And so as the young pastor responded to his parishioner who asked, “you mean they’re coming back”, I pray, let us all pray, that this Church be the place where the sick, homeless, abandoned, hated and broken come searching for God, where we come searching for God. Because the Church is a place we find healing, comfort and peace. The Church is a hospital for the sick and infirmed. The Church is our home, where all are invited to gather no matter life’s circumstance, in order to change and grow. For it is here we begin our communion with God, through the body and blood of our Lord and Savior Jesus Christ, who died for us, gives us life and cleanses us of sin. It is here we learn to become a temple of God void of idols. And when God is in us, He will work through us, to invite, feed, clothe and heal others.

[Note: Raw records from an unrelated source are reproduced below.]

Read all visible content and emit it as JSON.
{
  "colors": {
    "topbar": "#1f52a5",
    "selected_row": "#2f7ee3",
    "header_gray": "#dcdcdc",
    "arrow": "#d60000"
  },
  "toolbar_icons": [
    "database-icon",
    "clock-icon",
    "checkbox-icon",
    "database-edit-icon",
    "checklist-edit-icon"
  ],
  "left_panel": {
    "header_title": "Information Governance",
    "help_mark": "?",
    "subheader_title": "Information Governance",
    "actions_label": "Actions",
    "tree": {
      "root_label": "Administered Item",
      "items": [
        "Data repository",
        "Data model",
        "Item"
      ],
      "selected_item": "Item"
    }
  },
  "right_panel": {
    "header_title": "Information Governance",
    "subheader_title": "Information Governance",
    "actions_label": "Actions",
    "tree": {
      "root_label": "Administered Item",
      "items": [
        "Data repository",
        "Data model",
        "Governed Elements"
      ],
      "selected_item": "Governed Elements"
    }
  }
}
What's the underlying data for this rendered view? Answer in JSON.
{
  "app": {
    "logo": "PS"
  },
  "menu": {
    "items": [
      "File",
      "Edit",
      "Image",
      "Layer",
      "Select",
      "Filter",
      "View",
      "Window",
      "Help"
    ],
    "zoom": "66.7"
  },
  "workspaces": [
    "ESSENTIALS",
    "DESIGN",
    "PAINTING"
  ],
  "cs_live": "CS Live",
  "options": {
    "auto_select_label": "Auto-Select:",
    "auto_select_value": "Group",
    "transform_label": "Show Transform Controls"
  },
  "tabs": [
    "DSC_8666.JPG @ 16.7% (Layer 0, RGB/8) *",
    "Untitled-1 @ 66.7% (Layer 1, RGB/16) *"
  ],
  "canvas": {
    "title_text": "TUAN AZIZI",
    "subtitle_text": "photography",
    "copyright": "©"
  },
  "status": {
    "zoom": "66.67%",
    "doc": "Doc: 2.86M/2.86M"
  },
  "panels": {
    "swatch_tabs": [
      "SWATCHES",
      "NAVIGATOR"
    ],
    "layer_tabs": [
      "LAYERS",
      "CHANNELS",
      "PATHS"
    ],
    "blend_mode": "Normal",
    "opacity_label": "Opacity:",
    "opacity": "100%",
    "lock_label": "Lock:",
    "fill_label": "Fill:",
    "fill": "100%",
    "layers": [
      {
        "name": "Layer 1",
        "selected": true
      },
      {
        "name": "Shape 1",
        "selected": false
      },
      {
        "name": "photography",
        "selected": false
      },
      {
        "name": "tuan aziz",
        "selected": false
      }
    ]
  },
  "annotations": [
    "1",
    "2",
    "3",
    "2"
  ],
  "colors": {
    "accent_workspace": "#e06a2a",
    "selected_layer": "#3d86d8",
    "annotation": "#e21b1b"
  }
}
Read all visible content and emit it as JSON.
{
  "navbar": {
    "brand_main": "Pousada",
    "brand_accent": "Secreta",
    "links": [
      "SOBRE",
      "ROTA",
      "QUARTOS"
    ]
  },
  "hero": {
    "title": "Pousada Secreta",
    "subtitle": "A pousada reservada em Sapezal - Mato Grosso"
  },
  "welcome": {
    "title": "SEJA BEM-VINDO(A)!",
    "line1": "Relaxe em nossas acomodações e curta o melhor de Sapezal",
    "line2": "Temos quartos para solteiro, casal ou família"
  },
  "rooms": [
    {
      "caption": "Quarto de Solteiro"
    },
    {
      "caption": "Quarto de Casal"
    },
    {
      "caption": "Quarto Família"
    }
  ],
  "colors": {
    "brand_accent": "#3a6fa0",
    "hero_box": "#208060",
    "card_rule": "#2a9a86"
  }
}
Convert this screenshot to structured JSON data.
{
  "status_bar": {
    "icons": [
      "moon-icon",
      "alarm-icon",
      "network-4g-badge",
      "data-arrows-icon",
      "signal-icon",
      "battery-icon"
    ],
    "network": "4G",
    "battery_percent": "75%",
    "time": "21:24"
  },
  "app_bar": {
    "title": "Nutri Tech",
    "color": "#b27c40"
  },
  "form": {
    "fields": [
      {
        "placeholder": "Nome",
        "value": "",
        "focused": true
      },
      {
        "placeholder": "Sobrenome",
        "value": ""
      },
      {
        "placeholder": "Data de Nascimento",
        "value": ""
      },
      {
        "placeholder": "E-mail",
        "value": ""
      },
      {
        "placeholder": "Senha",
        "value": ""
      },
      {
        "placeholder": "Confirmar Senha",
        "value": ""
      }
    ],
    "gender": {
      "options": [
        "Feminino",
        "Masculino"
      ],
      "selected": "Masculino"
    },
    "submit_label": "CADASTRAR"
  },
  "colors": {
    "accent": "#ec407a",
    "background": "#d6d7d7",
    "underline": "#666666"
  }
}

Our beloved and blessed Virgin Mary, when speaking to Elizabeth quotes the Psalmist, “My soul magnifies the Lord, and my spirit rejoices in God my Savior, for he has regarded the low estate of his handmaiden…” God has regarded our low estate and has lifted us up – God knows that we are all broken and lifts us up. Let us humble ourselves, come here seeking Him only, and He will raise us up, heal us and bring healing to others through us. For we are the temple of the living God, where Father, Son and Holy Spirit reside. God cleanses us, vests us in His beauty and makes us His living presence in this world so that we will go forth, teach and preach by extending out our loving hands and inviting others to come here as well. Thereby, glorifying our Heavenly Father, the Son and the Holy Spirit, eternally, Amen!